Another initiative planned for 2022 is the debut of a new NRHA advocacy guide. Available in digital and print versions, the document will list advocacy priorities as well as guide members on how to set up congressional visits and get involved with district meetings and local town halls. “These are things we communicate to our membership all the time but haven’t necessarily been codified,” Zeagler says.
Camaraderie and cohesiveness are also key benefits of attending the Policy Institute, says Cochran-McClain. “It’s a time when folks really love to come together to network and connect with counterparts within their own states, to learn about the challenges they’re facing and collectively bring that to Congress, as well as to hear best practices and lessons learned from others around the country.”
Advocacy updates are brought full circle with key changes to the NRHA website and NRHA Connect platform.
The website now includes pages specifically dedicated to the legislative and executive branch. “It’s either been built upon or reorganized in ways that make it simpler for our advocates to use,” Zeagler explains. “It’s where we’ll post our new advocacy guide as well.”
NRHA Connect has become the “main avenue of communication” with members, Zeagler says, “giving the full breadth of membership and advocacy efforts all in one website.” The latest updates on policy-related issues are posted on the platform, and member forums allow for a free flow of information and debate under broader categories.
“Members should understand that NRHA Connect is fundamental to our advocacy,” Zeagler says. “It’s not just an email you receive. We see a lot of long-standing members who are surprised or unaware of everything that NRHA Connect holds.”
Power of members
All the new advocacy tools are now seamlessly promoted throughout NRHA communications efforts, Zeagler says. The upcoming Policy Institute will also include an Advocacy 101 session that instructs members on the new tools and how to use them.
The Government Affairs staff hopes members understand that their own power surpasses anything the team might be able to accomplish. “We always try to continue to hammer home that there is no way to duplicate the ‘constituent touch’ advocates can have on elected officials,” Jorgensen says. “We can talk to a staffer for three hours straight, but a two-paragraph email from a constituent or member is going to do more than we ever could.
It may seem silly to continue reaching out on an issue, but it really does move the needle in a lot of offices, because members are much more influential than they might think.”
Cochran-McClain hopes members will reach out to the Government Affairs team to point out any remaining gaps or needs. “If they have an issue they care about that they don’t see reflected in our advocacy materials, we want to know,” she says. “In return, we’re going to ask for their expertise and insights into how to help solve those problems.

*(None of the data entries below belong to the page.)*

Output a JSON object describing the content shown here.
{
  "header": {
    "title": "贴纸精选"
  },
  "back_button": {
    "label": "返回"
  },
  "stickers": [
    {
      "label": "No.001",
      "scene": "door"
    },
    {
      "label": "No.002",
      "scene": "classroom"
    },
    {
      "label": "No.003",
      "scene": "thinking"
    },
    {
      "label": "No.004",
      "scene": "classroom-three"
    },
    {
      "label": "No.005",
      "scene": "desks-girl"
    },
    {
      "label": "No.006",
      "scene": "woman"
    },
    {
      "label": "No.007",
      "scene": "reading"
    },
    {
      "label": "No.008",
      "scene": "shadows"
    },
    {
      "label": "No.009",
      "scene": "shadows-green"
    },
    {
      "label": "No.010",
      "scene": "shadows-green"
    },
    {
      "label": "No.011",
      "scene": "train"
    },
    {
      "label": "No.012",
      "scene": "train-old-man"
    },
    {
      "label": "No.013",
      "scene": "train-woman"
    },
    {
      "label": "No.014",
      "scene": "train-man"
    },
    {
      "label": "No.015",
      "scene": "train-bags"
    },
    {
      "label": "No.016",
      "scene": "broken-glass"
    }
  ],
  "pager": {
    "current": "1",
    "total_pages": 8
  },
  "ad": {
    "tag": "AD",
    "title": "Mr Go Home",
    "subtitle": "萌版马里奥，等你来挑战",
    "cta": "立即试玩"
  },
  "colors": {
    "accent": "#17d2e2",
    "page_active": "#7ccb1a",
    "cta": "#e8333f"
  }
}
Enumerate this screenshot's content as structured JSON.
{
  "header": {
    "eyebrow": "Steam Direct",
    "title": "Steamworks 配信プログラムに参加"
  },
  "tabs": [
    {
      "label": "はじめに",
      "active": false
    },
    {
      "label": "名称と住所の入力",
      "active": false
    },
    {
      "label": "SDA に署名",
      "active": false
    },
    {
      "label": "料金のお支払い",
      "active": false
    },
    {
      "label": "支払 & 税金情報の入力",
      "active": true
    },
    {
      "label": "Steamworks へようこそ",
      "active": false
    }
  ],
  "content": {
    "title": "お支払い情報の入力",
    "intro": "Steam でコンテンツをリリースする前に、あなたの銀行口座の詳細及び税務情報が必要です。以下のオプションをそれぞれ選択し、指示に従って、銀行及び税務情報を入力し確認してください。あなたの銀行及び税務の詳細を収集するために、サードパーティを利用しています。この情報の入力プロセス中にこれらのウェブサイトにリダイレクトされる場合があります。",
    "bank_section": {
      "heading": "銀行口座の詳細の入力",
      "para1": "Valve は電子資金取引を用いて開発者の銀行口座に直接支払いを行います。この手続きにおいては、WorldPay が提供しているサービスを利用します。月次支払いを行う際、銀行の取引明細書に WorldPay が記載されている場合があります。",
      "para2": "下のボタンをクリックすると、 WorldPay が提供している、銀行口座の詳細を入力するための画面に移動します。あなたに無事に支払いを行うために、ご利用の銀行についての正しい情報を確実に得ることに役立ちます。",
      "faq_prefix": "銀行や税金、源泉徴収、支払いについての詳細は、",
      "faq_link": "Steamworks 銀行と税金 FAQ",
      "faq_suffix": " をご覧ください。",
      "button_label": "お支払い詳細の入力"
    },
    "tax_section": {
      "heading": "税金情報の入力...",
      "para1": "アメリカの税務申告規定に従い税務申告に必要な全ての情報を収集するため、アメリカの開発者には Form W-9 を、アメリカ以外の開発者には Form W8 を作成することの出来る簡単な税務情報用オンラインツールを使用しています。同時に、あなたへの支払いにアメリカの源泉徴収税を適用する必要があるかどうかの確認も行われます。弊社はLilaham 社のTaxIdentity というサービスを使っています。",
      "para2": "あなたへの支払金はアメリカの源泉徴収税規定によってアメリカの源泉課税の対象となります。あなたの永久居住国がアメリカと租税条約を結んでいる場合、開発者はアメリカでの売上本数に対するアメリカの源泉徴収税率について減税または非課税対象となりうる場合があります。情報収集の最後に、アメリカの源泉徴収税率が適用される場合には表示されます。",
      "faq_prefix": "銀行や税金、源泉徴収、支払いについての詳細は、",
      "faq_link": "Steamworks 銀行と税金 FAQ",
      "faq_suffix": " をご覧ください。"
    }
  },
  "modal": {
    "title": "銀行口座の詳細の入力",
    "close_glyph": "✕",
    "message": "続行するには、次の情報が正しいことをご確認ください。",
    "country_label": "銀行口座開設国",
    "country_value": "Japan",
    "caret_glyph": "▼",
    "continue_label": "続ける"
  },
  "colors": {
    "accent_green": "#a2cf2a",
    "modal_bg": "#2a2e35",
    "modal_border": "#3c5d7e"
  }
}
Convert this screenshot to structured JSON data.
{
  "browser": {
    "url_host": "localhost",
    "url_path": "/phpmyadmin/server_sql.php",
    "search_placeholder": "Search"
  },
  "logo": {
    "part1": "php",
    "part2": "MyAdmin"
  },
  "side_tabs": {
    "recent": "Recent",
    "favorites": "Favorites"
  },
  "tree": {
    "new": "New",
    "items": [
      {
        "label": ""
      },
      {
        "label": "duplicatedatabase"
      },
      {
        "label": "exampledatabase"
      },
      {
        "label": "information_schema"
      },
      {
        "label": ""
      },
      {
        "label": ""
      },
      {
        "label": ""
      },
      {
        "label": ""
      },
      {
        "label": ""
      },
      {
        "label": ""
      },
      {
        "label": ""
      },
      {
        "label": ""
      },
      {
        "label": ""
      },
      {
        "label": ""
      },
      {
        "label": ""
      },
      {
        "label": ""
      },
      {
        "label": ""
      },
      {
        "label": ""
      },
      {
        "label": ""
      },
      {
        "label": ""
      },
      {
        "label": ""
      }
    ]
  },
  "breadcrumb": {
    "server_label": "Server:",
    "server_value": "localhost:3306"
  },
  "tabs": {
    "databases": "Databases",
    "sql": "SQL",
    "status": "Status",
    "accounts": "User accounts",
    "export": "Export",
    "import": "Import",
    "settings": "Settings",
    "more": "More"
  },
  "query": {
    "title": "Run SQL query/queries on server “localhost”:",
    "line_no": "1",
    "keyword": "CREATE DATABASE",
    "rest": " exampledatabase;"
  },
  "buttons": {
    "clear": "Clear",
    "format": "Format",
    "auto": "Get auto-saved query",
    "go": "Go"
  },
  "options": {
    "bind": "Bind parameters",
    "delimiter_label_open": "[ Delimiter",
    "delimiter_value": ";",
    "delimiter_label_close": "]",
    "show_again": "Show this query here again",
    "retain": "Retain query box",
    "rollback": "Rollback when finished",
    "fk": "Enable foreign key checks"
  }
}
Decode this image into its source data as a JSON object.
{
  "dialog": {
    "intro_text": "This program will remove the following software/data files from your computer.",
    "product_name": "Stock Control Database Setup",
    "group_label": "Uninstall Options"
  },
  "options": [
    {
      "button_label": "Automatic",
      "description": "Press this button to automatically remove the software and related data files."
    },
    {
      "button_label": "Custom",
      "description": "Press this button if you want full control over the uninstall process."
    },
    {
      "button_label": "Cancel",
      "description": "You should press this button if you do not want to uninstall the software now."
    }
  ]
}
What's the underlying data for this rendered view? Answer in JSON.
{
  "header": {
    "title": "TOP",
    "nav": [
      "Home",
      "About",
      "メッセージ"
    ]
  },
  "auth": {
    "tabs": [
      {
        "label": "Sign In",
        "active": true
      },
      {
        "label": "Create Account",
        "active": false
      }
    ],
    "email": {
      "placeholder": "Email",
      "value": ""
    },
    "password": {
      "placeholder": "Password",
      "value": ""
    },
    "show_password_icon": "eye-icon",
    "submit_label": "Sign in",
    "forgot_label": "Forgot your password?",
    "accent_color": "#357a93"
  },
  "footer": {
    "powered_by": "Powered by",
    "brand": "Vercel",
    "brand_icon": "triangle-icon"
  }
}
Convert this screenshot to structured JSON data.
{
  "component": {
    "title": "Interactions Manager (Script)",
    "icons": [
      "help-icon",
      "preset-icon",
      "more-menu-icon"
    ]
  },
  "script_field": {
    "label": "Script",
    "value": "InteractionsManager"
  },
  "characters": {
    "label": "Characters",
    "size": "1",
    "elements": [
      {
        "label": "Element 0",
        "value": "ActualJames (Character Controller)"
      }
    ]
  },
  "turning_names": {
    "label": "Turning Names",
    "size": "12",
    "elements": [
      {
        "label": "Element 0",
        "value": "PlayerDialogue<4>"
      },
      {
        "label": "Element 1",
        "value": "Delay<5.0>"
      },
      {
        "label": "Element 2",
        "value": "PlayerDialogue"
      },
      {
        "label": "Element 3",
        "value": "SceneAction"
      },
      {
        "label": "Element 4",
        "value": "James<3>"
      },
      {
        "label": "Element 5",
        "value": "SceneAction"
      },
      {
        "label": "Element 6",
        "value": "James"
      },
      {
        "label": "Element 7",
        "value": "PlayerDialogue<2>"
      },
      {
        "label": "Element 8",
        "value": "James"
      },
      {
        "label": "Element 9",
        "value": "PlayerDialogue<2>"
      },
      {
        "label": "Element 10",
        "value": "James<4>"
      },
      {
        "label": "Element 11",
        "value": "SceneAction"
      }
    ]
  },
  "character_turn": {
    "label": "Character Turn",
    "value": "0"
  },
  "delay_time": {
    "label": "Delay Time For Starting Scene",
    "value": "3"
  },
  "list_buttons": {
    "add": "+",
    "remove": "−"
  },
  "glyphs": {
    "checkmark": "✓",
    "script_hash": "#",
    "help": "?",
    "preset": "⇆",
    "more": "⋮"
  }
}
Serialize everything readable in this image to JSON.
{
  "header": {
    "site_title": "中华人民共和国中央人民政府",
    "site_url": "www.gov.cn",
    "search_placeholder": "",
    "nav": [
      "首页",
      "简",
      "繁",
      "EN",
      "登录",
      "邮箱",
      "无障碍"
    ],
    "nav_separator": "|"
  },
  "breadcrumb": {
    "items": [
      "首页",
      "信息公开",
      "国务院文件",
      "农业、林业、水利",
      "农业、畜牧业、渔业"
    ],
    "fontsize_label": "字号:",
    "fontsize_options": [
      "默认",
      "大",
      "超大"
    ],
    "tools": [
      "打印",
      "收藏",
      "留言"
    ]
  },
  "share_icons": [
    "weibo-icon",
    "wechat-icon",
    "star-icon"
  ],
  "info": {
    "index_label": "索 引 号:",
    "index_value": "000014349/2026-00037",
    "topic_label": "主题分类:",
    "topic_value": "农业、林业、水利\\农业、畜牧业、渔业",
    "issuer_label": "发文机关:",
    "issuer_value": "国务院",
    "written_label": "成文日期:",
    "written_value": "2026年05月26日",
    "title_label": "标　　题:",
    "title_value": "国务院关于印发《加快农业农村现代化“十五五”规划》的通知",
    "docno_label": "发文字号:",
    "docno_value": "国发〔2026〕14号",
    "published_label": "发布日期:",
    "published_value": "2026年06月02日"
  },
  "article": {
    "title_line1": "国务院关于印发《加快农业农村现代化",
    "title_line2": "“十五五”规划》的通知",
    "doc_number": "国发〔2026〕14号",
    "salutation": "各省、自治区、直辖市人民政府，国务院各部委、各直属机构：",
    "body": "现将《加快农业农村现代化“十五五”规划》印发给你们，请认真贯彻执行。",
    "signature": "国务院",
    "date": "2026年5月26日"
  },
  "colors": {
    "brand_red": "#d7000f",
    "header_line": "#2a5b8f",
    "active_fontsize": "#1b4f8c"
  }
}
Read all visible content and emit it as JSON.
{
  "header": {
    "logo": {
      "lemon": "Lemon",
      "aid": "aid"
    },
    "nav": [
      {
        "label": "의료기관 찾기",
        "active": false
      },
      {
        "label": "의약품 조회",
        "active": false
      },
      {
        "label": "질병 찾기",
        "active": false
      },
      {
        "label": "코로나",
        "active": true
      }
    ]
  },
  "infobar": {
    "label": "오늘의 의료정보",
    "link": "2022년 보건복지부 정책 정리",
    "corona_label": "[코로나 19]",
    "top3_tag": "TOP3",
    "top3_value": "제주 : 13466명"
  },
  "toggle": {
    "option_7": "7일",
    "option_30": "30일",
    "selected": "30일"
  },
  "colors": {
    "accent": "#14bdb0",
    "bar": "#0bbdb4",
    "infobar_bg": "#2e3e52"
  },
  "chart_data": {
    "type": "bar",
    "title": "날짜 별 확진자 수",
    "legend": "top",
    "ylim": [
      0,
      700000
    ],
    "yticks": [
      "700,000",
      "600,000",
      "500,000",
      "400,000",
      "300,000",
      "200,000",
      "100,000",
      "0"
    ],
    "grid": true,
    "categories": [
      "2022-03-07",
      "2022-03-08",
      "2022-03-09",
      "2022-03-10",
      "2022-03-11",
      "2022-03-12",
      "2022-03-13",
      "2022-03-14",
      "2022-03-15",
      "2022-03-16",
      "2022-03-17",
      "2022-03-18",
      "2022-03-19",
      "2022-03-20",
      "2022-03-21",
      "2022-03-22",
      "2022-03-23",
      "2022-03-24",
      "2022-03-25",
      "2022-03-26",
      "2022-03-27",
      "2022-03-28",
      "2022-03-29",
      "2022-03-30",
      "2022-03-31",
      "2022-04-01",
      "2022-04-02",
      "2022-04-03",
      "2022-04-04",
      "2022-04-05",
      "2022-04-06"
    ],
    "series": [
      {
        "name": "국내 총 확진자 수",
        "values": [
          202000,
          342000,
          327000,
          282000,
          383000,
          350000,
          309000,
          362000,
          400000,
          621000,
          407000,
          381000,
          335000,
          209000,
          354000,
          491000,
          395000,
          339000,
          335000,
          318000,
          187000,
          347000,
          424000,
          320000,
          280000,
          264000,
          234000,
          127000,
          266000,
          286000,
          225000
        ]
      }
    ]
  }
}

The power of their voice goes to the Hill, but is also critical within our association.”